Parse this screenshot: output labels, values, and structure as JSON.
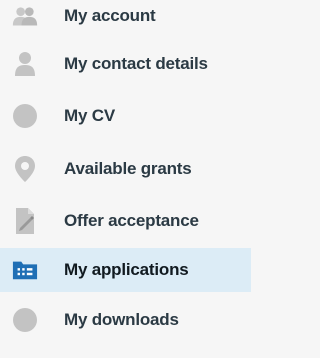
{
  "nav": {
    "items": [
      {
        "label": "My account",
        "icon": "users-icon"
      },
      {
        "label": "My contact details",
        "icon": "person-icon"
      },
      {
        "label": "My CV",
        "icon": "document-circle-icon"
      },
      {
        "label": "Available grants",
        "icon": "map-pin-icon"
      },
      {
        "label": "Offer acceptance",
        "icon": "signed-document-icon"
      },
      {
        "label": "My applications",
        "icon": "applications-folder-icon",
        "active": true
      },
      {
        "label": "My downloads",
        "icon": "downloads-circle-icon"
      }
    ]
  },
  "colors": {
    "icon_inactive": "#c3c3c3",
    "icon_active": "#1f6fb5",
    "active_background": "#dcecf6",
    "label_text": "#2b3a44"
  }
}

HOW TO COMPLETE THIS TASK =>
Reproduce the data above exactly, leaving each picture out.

REPLY TO THE EXERCISE =>
Parse this screenshot: output labels, values, and structure as JSON.
{
  "nav": {
    "items": [
      {
        "label": "My account",
        "icon": "users-icon"
      },
      {
        "label": "My contact details",
        "icon": "person-icon"
      },
      {
        "label": "My CV",
        "icon": "document-circle-icon"
      },
      {
        "label": "Available grants",
        "icon": "map-pin-icon"
      },
      {
        "label": "Offer acceptance",
        "icon": "signed-document-icon"
      },
      {
        "label": "My applications",
        "icon": "applications-folder-icon",
        "active": true
      },
      {
        "label": "My downloads",
        "icon": "downloads-circle-icon"
      }
    ]
  },
  "colors": {
    "icon_inactive": "#c3c3c3",
    "icon_active": "#1f6fb5",
    "active_background": "#dcecf6",
    "label_text": "#2b3a44"
  }
}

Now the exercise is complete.